__Instructions for the task__: Each line of the data below that includes the string "score" must be copied.

Saved data entries
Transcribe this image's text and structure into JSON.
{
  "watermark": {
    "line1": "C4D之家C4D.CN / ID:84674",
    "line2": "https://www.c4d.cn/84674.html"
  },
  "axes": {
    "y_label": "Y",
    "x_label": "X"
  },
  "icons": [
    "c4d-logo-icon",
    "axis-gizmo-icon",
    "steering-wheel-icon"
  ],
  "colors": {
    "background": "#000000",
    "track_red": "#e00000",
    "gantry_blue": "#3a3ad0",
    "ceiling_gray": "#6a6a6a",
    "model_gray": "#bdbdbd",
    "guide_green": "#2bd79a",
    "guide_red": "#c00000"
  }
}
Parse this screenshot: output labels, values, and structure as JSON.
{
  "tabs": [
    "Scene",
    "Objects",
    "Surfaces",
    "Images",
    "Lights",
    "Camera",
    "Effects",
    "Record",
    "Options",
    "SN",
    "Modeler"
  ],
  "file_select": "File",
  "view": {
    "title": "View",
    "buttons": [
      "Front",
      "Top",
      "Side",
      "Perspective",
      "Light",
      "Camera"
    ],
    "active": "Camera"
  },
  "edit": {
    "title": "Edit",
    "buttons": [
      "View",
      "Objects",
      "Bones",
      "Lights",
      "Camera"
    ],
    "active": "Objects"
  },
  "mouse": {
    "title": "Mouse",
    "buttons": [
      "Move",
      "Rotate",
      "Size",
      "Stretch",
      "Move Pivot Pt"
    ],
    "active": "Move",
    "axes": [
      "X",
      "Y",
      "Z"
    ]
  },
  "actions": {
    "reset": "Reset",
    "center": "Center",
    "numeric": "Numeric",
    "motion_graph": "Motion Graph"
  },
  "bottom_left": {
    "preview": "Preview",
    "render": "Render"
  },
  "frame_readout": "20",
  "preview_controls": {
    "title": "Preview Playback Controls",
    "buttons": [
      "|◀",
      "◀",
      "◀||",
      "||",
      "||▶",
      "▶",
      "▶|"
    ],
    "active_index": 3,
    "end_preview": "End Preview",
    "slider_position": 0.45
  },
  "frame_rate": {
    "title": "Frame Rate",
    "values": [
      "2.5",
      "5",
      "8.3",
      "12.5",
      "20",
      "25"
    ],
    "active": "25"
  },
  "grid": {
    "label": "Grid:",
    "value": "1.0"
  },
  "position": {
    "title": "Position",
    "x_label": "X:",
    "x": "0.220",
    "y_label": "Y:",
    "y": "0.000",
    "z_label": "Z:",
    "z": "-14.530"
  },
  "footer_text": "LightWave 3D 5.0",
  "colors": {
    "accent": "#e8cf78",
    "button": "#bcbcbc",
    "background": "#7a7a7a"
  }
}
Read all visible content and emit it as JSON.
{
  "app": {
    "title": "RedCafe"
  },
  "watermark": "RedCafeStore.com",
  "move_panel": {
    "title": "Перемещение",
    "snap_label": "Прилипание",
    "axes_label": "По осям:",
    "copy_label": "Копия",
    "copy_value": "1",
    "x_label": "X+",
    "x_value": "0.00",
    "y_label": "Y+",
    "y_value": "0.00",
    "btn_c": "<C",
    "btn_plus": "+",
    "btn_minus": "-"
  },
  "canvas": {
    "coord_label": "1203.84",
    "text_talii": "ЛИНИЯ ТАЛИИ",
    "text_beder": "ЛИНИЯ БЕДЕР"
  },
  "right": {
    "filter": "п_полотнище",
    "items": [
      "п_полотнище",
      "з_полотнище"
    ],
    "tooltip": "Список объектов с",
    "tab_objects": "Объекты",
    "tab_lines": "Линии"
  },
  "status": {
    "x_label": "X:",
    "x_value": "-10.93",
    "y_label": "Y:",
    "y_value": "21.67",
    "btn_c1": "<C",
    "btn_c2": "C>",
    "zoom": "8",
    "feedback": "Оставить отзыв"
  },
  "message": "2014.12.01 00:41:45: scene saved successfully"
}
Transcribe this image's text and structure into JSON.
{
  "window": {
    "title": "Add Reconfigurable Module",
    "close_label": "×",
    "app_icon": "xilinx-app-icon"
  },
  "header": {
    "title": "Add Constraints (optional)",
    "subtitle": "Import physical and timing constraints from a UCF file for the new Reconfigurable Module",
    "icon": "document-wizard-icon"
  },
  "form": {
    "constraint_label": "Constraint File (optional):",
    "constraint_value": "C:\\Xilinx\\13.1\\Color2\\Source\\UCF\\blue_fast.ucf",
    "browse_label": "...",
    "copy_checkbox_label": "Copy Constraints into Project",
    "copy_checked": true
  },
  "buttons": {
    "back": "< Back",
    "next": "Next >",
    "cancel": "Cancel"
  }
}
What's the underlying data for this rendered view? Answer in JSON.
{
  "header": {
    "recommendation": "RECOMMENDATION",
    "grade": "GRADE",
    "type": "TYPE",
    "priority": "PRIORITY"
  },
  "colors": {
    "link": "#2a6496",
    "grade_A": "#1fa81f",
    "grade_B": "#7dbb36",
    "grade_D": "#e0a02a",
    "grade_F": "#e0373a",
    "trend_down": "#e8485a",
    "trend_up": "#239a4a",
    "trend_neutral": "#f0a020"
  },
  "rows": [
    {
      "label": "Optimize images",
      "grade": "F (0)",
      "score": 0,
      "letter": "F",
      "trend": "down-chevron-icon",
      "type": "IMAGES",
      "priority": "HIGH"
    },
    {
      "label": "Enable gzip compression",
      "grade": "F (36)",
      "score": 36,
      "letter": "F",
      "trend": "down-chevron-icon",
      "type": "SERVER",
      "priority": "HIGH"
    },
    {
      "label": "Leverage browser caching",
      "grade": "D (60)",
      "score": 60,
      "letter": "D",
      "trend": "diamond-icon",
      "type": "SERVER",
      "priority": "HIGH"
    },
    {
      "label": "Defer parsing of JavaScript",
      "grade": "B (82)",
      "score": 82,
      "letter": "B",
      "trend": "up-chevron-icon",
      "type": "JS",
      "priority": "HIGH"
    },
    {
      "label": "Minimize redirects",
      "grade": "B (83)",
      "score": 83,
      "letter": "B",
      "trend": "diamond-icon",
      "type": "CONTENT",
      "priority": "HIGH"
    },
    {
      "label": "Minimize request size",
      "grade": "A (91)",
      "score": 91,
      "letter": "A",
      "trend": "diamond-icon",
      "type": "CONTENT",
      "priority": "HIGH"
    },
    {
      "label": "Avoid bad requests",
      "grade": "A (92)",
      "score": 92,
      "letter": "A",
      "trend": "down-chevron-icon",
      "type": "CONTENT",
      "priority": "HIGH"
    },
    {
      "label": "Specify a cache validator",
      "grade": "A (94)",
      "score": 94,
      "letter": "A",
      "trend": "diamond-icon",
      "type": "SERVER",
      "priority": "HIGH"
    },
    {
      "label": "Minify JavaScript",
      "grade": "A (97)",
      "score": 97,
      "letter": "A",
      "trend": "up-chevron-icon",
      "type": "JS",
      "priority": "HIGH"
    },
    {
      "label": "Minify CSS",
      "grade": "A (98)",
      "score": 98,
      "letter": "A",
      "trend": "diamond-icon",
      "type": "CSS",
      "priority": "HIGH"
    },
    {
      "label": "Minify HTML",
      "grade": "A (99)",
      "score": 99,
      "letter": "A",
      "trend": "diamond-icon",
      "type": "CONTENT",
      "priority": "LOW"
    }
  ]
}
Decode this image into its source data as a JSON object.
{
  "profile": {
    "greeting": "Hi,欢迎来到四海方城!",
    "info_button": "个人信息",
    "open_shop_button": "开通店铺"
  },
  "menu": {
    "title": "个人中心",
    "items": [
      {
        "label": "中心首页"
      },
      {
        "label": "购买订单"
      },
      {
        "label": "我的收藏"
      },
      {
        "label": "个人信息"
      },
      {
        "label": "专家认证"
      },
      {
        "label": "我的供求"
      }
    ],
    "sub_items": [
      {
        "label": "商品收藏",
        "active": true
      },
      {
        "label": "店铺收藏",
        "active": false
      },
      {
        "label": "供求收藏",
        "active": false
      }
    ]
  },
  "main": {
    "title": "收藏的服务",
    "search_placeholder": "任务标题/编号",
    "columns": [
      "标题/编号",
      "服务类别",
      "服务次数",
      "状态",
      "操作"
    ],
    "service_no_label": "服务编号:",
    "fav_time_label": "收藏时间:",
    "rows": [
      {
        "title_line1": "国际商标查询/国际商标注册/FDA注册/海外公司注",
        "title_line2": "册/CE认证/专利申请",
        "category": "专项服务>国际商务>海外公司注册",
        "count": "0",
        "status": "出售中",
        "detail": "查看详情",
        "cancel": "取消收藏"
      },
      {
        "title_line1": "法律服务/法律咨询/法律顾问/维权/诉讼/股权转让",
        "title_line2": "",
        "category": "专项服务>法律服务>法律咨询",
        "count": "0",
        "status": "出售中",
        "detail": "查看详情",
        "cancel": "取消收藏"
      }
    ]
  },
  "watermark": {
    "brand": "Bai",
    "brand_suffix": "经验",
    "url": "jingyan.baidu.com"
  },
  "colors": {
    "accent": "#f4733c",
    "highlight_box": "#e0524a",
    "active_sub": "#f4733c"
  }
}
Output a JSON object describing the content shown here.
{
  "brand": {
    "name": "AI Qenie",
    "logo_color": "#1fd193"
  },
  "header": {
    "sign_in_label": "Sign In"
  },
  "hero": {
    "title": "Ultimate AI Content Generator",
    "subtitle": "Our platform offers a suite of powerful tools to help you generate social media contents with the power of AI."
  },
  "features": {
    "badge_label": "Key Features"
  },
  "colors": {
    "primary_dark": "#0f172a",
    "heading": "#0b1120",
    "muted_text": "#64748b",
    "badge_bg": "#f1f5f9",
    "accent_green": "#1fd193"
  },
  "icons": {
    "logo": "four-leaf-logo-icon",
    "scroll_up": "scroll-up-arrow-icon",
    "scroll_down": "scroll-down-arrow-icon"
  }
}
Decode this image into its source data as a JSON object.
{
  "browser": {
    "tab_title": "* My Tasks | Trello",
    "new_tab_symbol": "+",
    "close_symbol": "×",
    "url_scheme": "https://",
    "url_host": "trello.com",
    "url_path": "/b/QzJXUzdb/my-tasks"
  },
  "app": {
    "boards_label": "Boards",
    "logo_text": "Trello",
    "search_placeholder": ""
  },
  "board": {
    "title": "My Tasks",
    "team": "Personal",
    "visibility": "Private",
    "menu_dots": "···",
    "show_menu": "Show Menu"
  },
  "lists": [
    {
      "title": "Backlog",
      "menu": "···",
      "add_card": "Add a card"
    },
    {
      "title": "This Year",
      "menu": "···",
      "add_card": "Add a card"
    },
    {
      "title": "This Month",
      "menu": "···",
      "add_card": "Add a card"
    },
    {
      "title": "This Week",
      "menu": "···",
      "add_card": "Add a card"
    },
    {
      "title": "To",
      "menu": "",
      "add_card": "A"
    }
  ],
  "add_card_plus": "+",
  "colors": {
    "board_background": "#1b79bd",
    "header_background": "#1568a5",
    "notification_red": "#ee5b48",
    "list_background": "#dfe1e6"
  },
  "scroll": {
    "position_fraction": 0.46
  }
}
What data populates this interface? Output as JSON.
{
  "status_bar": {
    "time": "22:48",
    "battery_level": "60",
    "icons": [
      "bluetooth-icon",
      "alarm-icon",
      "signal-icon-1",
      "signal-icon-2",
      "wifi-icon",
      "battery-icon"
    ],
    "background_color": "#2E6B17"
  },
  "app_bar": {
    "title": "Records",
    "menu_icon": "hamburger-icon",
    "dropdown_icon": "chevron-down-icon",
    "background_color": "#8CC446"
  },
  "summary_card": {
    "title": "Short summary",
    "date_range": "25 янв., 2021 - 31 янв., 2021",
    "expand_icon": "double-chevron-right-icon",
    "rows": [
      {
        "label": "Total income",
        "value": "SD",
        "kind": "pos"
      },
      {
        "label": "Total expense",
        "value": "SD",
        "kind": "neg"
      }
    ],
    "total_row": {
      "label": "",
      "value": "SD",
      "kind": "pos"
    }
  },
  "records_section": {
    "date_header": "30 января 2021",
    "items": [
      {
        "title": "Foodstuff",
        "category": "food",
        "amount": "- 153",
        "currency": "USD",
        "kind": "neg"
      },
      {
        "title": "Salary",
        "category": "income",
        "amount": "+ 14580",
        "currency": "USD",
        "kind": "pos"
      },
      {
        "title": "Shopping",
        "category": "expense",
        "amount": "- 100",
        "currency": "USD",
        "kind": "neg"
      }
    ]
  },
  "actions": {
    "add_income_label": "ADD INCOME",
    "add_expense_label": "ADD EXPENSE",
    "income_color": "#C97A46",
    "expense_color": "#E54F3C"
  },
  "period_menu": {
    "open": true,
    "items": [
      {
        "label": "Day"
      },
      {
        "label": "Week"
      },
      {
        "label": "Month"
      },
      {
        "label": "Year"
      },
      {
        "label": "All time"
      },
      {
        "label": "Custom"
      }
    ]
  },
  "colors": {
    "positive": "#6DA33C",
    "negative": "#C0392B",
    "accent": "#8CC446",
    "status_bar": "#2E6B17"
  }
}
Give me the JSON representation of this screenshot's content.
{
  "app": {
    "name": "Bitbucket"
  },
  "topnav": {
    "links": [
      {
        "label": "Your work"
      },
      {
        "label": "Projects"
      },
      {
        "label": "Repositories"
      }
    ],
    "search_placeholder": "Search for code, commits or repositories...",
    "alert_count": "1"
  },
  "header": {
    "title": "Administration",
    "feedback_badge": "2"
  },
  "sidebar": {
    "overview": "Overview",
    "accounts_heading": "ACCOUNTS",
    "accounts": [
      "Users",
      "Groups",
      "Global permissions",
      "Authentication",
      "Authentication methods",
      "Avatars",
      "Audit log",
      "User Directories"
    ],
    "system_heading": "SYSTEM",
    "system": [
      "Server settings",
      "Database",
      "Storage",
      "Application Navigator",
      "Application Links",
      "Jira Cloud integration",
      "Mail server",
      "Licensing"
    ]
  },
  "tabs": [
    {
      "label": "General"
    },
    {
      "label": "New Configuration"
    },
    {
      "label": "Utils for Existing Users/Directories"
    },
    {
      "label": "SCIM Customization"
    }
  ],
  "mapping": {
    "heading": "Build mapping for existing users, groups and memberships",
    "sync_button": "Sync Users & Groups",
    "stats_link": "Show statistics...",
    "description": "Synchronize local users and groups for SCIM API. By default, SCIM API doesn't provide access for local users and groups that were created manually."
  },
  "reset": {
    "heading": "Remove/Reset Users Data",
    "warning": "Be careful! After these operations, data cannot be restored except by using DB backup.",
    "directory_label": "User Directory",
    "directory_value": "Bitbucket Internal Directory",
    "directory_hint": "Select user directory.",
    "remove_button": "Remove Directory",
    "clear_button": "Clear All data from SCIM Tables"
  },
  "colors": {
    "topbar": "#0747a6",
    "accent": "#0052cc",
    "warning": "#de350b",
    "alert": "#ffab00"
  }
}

__Written response__:
      "score": 0,
      "score": 36,
      "score": 60,
      "score": 82,
      "score": 83,
      "score": 91,
      "score": 92,
      "score": 94,
      "score": 97,
      "score": 98,
      "score": 99,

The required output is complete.